━━ The data
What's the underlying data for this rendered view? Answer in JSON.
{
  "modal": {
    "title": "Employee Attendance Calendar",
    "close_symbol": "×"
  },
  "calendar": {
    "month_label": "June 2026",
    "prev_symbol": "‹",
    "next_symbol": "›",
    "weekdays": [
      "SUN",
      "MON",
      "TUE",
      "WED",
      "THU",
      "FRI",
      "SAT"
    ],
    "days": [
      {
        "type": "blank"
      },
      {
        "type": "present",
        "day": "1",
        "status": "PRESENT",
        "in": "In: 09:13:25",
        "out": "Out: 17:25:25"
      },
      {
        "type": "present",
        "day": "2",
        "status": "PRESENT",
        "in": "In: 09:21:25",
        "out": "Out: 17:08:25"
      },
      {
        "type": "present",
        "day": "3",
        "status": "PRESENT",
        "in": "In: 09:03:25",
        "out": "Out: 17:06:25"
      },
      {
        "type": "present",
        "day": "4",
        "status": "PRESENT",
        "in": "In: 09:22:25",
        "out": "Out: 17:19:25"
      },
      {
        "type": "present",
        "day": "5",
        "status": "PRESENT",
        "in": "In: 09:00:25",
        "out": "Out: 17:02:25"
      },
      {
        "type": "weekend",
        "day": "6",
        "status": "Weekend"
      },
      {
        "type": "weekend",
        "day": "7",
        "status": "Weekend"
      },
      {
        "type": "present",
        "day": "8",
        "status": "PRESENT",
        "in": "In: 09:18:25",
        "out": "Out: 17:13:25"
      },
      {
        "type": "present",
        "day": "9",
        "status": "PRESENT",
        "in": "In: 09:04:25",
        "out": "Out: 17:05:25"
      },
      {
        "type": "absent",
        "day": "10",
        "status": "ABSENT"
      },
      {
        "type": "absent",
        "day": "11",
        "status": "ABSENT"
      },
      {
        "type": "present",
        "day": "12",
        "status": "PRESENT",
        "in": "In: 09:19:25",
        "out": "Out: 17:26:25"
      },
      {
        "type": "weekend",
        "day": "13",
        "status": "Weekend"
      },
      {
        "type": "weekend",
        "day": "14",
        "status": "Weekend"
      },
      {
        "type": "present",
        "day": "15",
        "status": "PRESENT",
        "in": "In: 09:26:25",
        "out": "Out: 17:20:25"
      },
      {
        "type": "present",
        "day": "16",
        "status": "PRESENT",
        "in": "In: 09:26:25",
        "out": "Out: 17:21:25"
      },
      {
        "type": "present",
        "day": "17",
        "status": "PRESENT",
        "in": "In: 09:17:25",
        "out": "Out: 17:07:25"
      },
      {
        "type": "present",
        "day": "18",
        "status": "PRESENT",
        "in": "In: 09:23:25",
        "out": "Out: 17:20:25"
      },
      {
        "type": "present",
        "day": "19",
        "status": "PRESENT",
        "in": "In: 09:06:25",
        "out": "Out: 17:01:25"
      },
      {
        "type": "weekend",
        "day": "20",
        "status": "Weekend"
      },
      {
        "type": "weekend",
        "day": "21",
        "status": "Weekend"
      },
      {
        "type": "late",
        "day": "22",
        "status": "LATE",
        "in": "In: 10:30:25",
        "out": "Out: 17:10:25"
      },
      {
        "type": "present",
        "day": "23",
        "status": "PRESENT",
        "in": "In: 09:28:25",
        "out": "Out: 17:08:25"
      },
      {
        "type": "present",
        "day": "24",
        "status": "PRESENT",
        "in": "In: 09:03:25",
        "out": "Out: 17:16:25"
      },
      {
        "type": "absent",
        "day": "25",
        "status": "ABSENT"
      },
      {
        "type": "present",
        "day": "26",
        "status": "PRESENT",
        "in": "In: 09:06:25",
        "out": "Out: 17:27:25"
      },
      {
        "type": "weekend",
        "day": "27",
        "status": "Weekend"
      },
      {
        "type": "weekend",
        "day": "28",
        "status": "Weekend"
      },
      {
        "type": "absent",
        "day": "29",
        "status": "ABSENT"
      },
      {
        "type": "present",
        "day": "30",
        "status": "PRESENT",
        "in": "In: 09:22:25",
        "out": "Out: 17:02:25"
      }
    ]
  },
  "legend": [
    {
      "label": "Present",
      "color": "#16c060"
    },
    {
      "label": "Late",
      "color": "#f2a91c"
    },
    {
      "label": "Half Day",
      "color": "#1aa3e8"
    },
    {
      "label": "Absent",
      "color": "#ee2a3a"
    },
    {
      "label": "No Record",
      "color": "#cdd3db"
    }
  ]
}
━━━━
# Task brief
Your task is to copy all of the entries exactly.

# Response
What's the underlying data for this rendered view? Answer in JSON.
{
  "modal": {
    "title": "Employee Attendance Calendar",
    "close_symbol": "×"
  },
  "calendar": {
    "month_label": "June 2026",
    "prev_symbol": "‹",
    "next_symbol": "›",
    "weekdays": [
      "SUN",
      "MON",
      "TUE",
      "WED",
      "THU",
      "FRI",
      "SAT"
    ],
    "days": [
      {
        "type": "blank"
      },
      {
        "type": "present",
        "day": "1",
        "status": "PRESENT",
        "in": "In: 09:13:25",
        "out": "Out: 17:25:25"
      },
      {
        "type": "present",
        "day": "2",
        "status": "PRESENT",
        "in": "In: 09:21:25",
        "out": "Out: 17:08:25"
      },
      {
        "type": "present",
        "day": "3",
        "status": "PRESENT",
        "in": "In: 09:03:25",
        "out": "Out: 17:06:25"
      },
      {
        "type": "present",
        "day": "4",
        "status": "PRESENT",
        "in": "In: 09:22:25",
        "out": "Out: 17:19:25"
      },
      {
        "type": "present",
        "day": "5",
        "status": "PRESENT",
        "in": "In: 09:00:25",
        "out": "Out: 17:02:25"
      },
      {
        "type": "weekend",
        "day": "6",
        "status": "Weekend"
      },
      {
        "type": "weekend",
        "day": "7",
        "status": "Weekend"
      },
      {
        "type": "present",
        "day": "8",
        "status": "PRESENT",
        "in": "In: 09:18:25",
        "out": "Out: 17:13:25"
      },
      {
        "type": "present",
        "day": "9",
        "status": "PRESENT",
        "in": "In: 09:04:25",
        "out": "Out: 17:05:25"
      },
      {
        "type": "absent",
        "day": "10",
        "status": "ABSENT"
      },
      {
        "type": "absent",
        "day": "11",
        "status": "ABSENT"
      },
      {
        "type": "present",
        "day": "12",
        "status": "PRESENT",
        "in": "In: 09:19:25",
        "out": "Out: 17:26:25"
      },
      {
        "type": "weekend",
        "day": "13",
        "status": "Weekend"
      },
      {
        "type": "weekend",
        "day": "14",
        "status": "Weekend"
      },
      {
        "type": "present",
        "day": "15",
        "status": "PRESENT",
        "in": "In: 09:26:25",
        "out": "Out: 17:20:25"
      },
      {
        "type": "present",
        "day": "16",
        "status": "PRESENT",
        "in": "In: 09:26:25",
        "out": "Out: 17:21:25"
      },
      {
        "type": "present",
        "day": "17",
        "status": "PRESENT",
        "in": "In: 09:17:25",
        "out": "Out: 17:07:25"
      },
      {
        "type": "present",
        "day": "18",
        "status": "PRESENT",
        "in": "In: 09:23:25",
        "out": "Out: 17:20:25"
      },
      {
        "type": "present",
        "day": "19",
        "status": "PRESENT",
        "in": "In: 09:06:25",
        "out": "Out: 17:01:25"
      },
      {
        "type": "weekend",
        "day": "20",
        "status": "Weekend"
      },
      {
        "type": "weekend",
        "day": "21",
        "status": "Weekend"
      },
      {
        "type": "late",
        "day": "22",
        "status": "LATE",
        "in": "In: 10:30:25",
        "out": "Out: 17:10:25"
      },
      {
        "type": "present",
        "day": "23",
        "status": "PRESENT",
        "in": "In: 09:28:25",
        "out": "Out: 17:08:25"
      },
      {
        "type": "present",
        "day": "24",
        "status": "PRESENT",
        "in": "In: 09:03:25",
        "out": "Out: 17:16:25"
      },
      {
        "type": "absent",
        "day": "25",
        "status": "ABSENT"
      },
      {
        "type": "present",
        "day": "26",
        "status": "PRESENT",
        "in": "In: 09:06:25",
        "out": "Out: 17:27:25"
      },
      {
        "type": "weekend",
        "day": "27",
        "status": "Weekend"
      },
      {
        "type": "weekend",
        "day": "28",
        "status": "Weekend"
      },
      {
        "type": "absent",
        "day": "29",
        "status": "ABSENT"
      },
      {
        "type": "present",
        "day": "30",
        "status": "PRESENT",
        "in": "In: 09:22:25",
        "out": "Out: 17:02:25"
      }
    ]
  },
  "legend": [
    {
      "label": "Present",
      "color": "#16c060"
    },
    {
      "label": "Late",
      "color": "#f2a91c"
    },
    {
      "label": "Half Day",
      "color": "#1aa3e8"
    },
    {
      "label": "Absent",
      "color": "#ee2a3a"
    },
    {
      "label": "No Record",
      "color": "#cdd3db"
    }
  ]
}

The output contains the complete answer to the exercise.